(What needs to be done) Pictures stay out of the copy, and everything else in the data below is repeated exactly.

━━━━━━━━━━━━━━━━━━━━

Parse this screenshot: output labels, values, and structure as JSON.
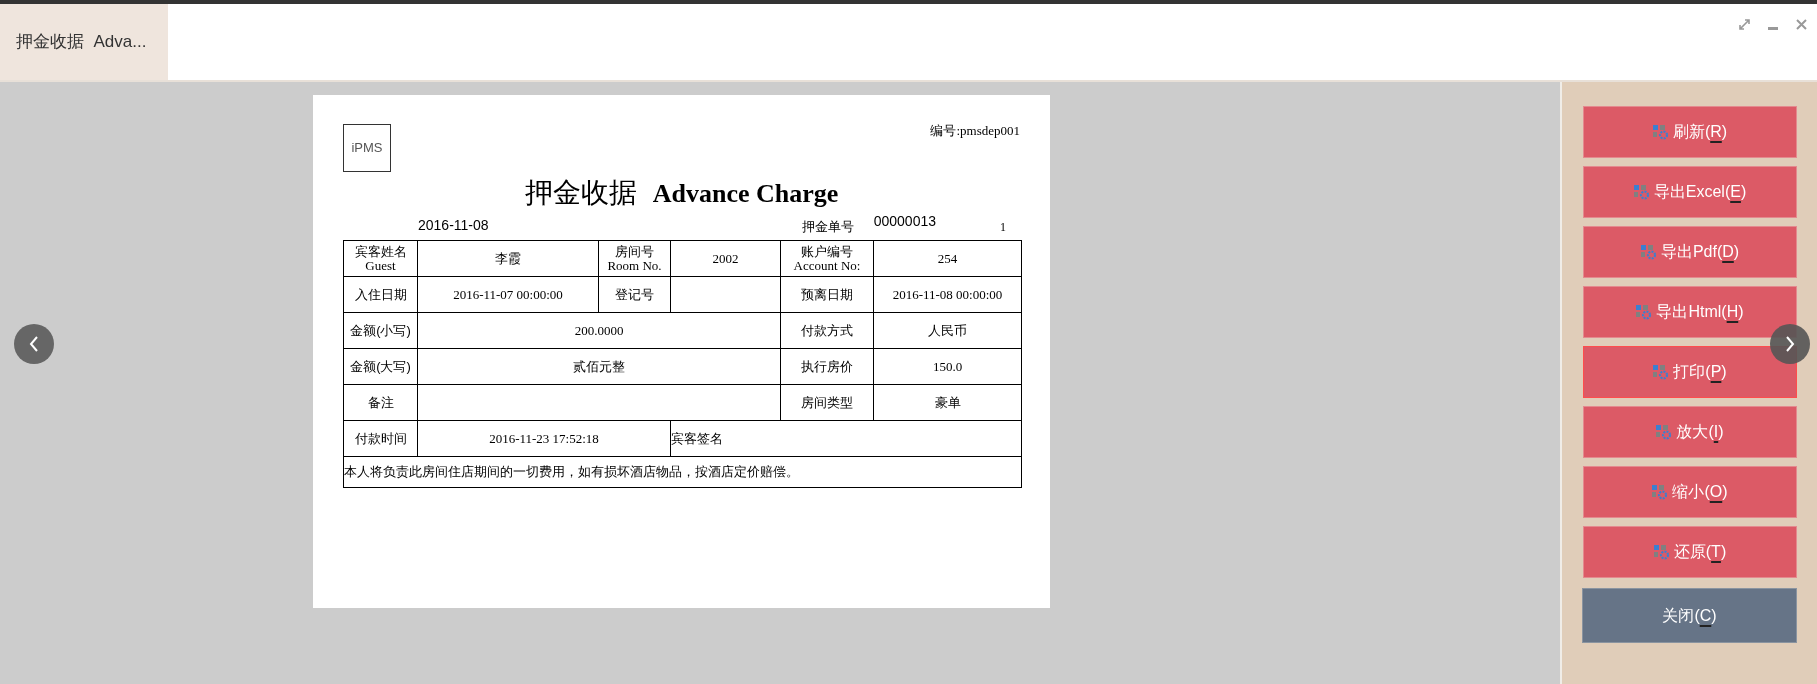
{
  "tab": {
    "label": "押金收据  Adva...",
    "selected": true
  },
  "document": {
    "logo": "iPMS",
    "code": "编号:pmsdep001",
    "title_cn": "押金收据",
    "title_en": "Advance Charge",
    "date": "2016-11-08",
    "number_label": "押金单号",
    "number": "00000013",
    "page": "1",
    "rows": [
      [
        {
          "kind": "label",
          "text": "宾客姓名",
          "sub": "Guest"
        },
        {
          "kind": "value",
          "text": "李霞"
        },
        {
          "kind": "label",
          "text": "房间号",
          "sub": "Room No."
        },
        {
          "kind": "value",
          "text": "2002"
        },
        {
          "kind": "label",
          "text": "账户编号",
          "sub": "Account No:"
        },
        {
          "kind": "value",
          "text": "254"
        }
      ],
      [
        {
          "kind": "label",
          "text": "入住日期"
        },
        {
          "kind": "value",
          "text": "2016-11-07 00:00:00"
        },
        {
          "kind": "label",
          "text": "登记号"
        },
        {
          "kind": "value"
        },
        {
          "kind": "label",
          "text": "预离日期"
        },
        {
          "kind": "value",
          "text": "2016-11-08 00:00:00"
        }
      ]
    ],
    "amount_rows": [
      [
        {
          "kind": "label",
          "text": "金额(小写)"
        },
        {
          "kind": "value",
          "text": "200.0000"
        },
        {
          "kind": "label",
          "text": "付款方式"
        },
        {
          "kind": "value",
          "text": "人民币"
        }
      ],
      [
        {
          "kind": "label",
          "text": "金额(大写)"
        },
        {
          "kind": "value",
          "text": "贰佰元整"
        },
        {
          "kind": "label",
          "text": "执行房价"
        },
        {
          "kind": "value",
          "text": "150.0"
        }
      ],
      [
        {
          "kind": "label",
          "text": "备注"
        },
        {
          "kind": "value"
        },
        {
          "kind": "label",
          "text": "房间类型"
        },
        {
          "kind": "value",
          "text": "豪单"
        }
      ]
    ],
    "payment_time": {
      "label": "付款时间",
      "value": "2016-11-23 17:52:18"
    },
    "signature_label": "宾客签名",
    "statement": "本人将负责此房间住店期间的一切费用，如有损坏酒店物品，按酒店定价赔偿。"
  },
  "buttons": [
    {
      "kind": "action",
      "before": "刷新(",
      "hotkey": "R",
      "after": ")",
      "focused": false
    },
    {
      "kind": "action",
      "before": "导出Excel(",
      "hotkey": "E",
      "after": ")",
      "focused": false
    },
    {
      "kind": "action",
      "before": "导出Pdf(",
      "hotkey": "D",
      "after": ")",
      "focused": false
    },
    {
      "kind": "action",
      "before": "导出Html(",
      "hotkey": "H",
      "after": ")",
      "focused": false
    },
    {
      "kind": "action",
      "before": "打印(",
      "hotkey": "P",
      "after": ")",
      "focused": true
    },
    {
      "kind": "action",
      "before": "放大(",
      "hotkey": "I",
      "after": ")",
      "focused": false
    },
    {
      "kind": "action",
      "before": "缩小(",
      "hotkey": "O",
      "after": ")",
      "focused": false
    },
    {
      "kind": "action",
      "before": "还原(",
      "hotkey": "T",
      "after": ")",
      "focused": false
    },
    {
      "kind": "close",
      "before": "关闭(",
      "hotkey": "C",
      "after": ")"
    }
  ]
}
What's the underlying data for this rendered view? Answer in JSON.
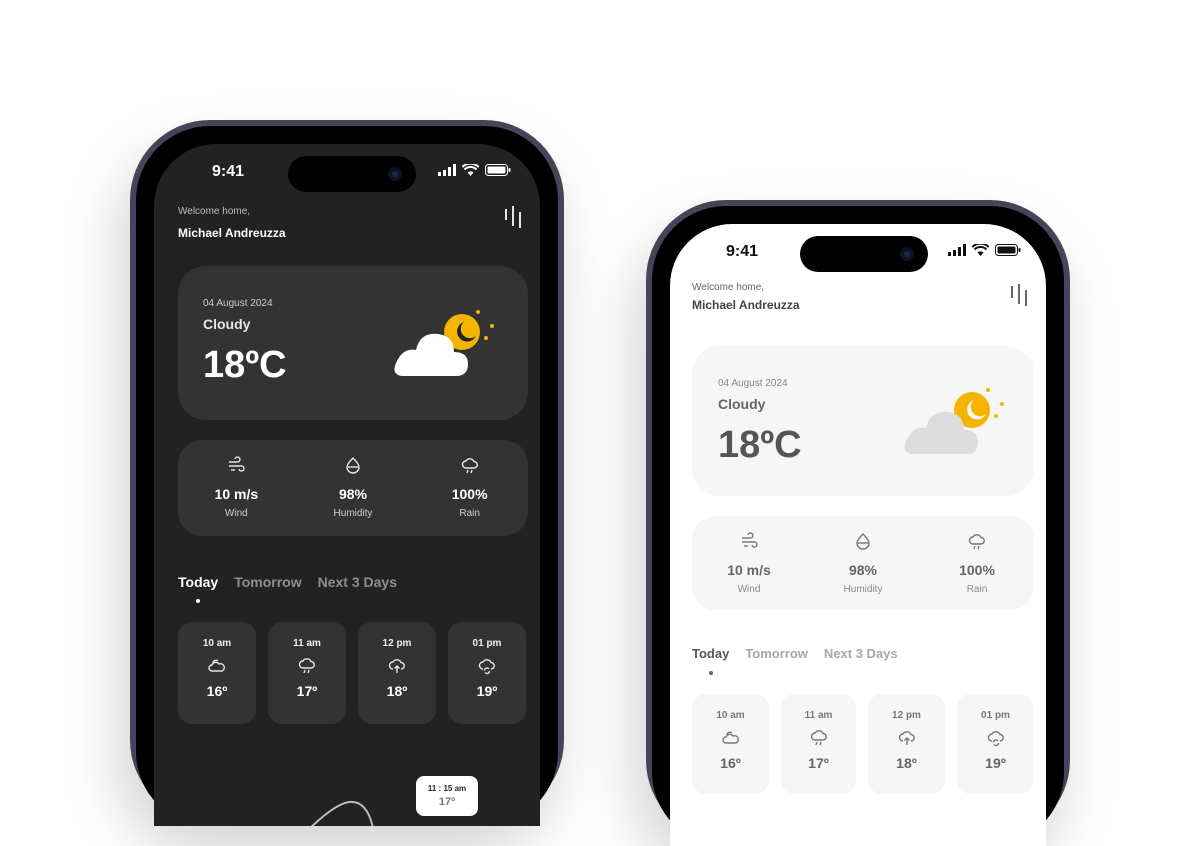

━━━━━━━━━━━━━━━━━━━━

(Task solution)
Parse this screenshot: output labels, values, and structure as JSON.
{
  "tab": {
    "label": "押金收据  Adva...",
    "selected": true
  },
  "document": {
    "logo": "iPMS",
    "code": "编号:pmsdep001",
    "title_cn": "押金收据",
    "title_en": "Advance Charge",
    "date": "2016-11-08",
    "number_label": "押金单号",
    "number": "00000013",
    "page": "1",
    "rows": [
      [
        {
          "kind": "label",
          "text": "宾客姓名",
          "sub": "Guest"
        },
        {
          "kind": "value",
          "text": "李霞"
        },
        {
          "kind": "label",
          "text": "房间号",
          "sub": "Room No."
        },
        {
          "kind": "value",
          "text": "2002"
        },
        {
          "kind": "label",
          "text": "账户编号",
          "sub": "Account No:"
        },
        {
          "kind": "value",
          "text": "254"
        }
      ],
      [
        {
          "kind": "label",
          "text": "入住日期"
        },
        {
          "kind": "value",
          "text": "2016-11-07 00:00:00"
        },
        {
          "kind": "label",
          "text": "登记号"
        },
        {
          "kind": "value"
        },
        {
          "kind": "label",
          "text": "预离日期"
        },
        {
          "kind": "value",
          "text": "2016-11-08 00:00:00"
        }
      ]
    ],
    "amount_rows": [
      [
        {
          "kind": "label",
          "text": "金额(小写)"
        },
        {
          "kind": "value",
          "text": "200.0000"
        },
        {
          "kind": "label",
          "text": "付款方式"
        },
        {
          "kind": "value",
          "text": "人民币"
        }
      ],
      [
        {
          "kind": "label",
          "text": "金额(大写)"
        },
        {
          "kind": "value",
          "text": "贰佰元整"
        },
        {
          "kind": "label",
          "text": "执行房价"
        },
        {
          "kind": "value",
          "text": "150.0"
        }
      ],
      [
        {
          "kind": "label",
          "text": "备注"
        },
        {
          "kind": "value"
        },
        {
          "kind": "label",
          "text": "房间类型"
        },
        {
          "kind": "value",
          "text": "豪单"
        }
      ]
    ],
    "payment_time": {
      "label": "付款时间",
      "value": "2016-11-23 17:52:18"
    },
    "signature_label": "宾客签名",
    "statement": "本人将负责此房间住店期间的一切费用，如有损坏酒店物品，按酒店定价赔偿。"
  },
  "buttons": [
    {
      "kind": "action",
      "before": "刷新(",
      "hotkey": "R",
      "after": ")",
      "focused": false
    },
    {
      "kind": "action",
      "before": "导出Excel(",
      "hotkey": "E",
      "after": ")",
      "focused": false
    },
    {
      "kind": "action",
      "before": "导出Pdf(",
      "hotkey": "D",
      "after": ")",
      "focused": false
    },
    {
      "kind": "action",
      "before": "导出Html(",
      "hotkey": "H",
      "after": ")",
      "focused": false
    },
    {
      "kind": "action",
      "before": "打印(",
      "hotkey": "P",
      "after": ")",
      "focused": true
    },
    {
      "kind": "action",
      "before": "放大(",
      "hotkey": "I",
      "after": ")",
      "focused": false
    },
    {
      "kind": "action",
      "before": "缩小(",
      "hotkey": "O",
      "after": ")",
      "focused": false
    },
    {
      "kind": "action",
      "before": "还原(",
      "hotkey": "T",
      "after": ")",
      "focused": false
    },
    {
      "kind": "close",
      "before": "关闭(",
      "hotkey": "C",
      "after": ")"
    }
  ]
}
What's the underlying data for this rendered view? Answer in JSON.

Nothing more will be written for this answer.